Industrial output, which accounts for around 14 per cent of the UK’s national income, remained at the same level as the previous month. Economists expected output to contract 0.1 per cent compared to the previous month, according to a Reuters survey conducted before the data was published.
The stagnation ends six consecutive month-on-month increases in industrial production, the longest period of expansion in the sector in more than 20 years. During September industrial production increased by 0.7 per cent compared to the previous month.
While electricity and gas production dropped by 3.3 per cent compared to the previous month, manufacturing output — accounting for 10 per cent of national income — grew by 0.1 per cent as car production recovered, transport equipment output increased by 2.8 per cent compared to the previous month while pharmaceutical production rose by 2.7 per cent.
Manufacturing output was helped by a big increase in car exports. Compared to October 2016 export turnover was 20.7 per cent higher and the value of car exports reached a new record of £4bn, the Office for National Statistics said.
Office for National Statistics senior statistician Kate Davies said:

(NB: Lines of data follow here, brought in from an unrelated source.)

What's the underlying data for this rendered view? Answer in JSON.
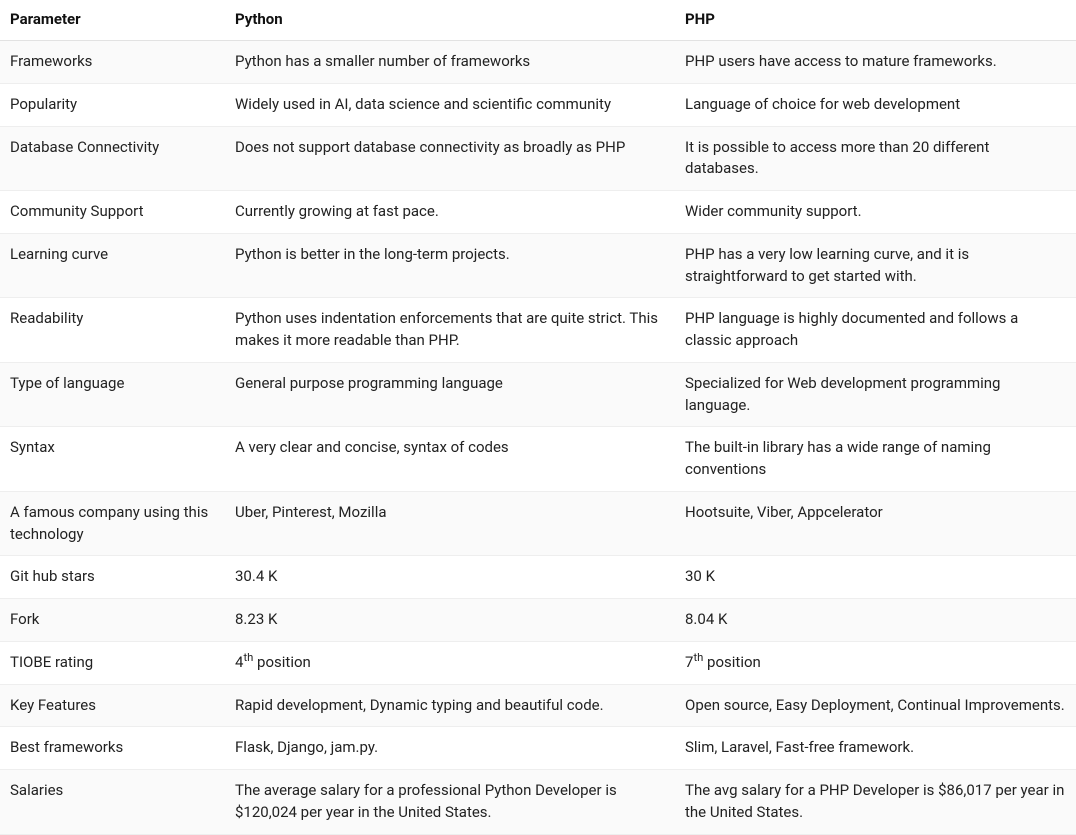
{
  "table": {
    "headers": [
      "Parameter",
      "Python",
      "PHP"
    ],
    "rows": [
      {
        "parameter": "Frameworks",
        "python": "Python has a smaller number of frameworks",
        "php": "PHP users have access to mature frameworks."
      },
      {
        "parameter": "Popularity",
        "python": "Widely used in AI, data science and scientific community",
        "php": "Language of choice for web development"
      },
      {
        "parameter": "Database Connectivity",
        "python": "Does not support database connectivity as broadly as PHP",
        "php": "It is possible to access more than 20 different databases."
      },
      {
        "parameter": "Community Support",
        "python": "Currently growing at fast pace.",
        "php": "Wider community support."
      },
      {
        "parameter": "Learning curve",
        "python": "Python is better in the long-term projects.",
        "php": "PHP has a very low learning curve, and it is straightforward to get started with."
      },
      {
        "parameter": "Readability",
        "python": "Python uses indentation enforcements that are quite strict. This makes it more readable than PHP.",
        "php": "PHP language is highly documented and follows a classic approach"
      },
      {
        "parameter": "Type of language",
        "python": "General purpose programming language",
        "php": "Specialized for Web development programming language."
      },
      {
        "parameter": "Syntax",
        "python": "A very clear and concise, syntax of codes",
        "php": "The built-in library has a wide range of naming conventions"
      },
      {
        "parameter": "A famous company using this technology",
        "python": "Uber, Pinterest, Mozilla",
        "php": "Hootsuite, Viber, Appcelerator"
      },
      {
        "parameter": "Git hub stars",
        "python": "30.4 K",
        "php": "30 K"
      },
      {
        "parameter": "Fork",
        "python": "8.23 K",
        "php": "8.04 K"
      },
      {
        "parameter": "TIOBE rating",
        "python_html": "4<sup>th</sup> position",
        "php_html": "7<sup>th</sup> position"
      },
      {
        "parameter": "Key Features",
        "python": "Rapid development, Dynamic typing and beautiful code.",
        "php": "Open source, Easy Deployment, Continual Improvements."
      },
      {
        "parameter": "Best frameworks",
        "python": "Flask, Django, jam.py.",
        "php": "Slim, Laravel, Fast-free framework."
      },
      {
        "parameter": "Salaries",
        "python": "The average salary for a professional Python Developer is $120,024 per year in the United States.",
        "php": "The avg salary for a PHP Developer is $86,017 per year in the United States."
      }
    ]
  }
}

While manufacturing was relatively subdued overall in October 2017 despite record production of cars destined for export, the longer-term picture is one of strong growth.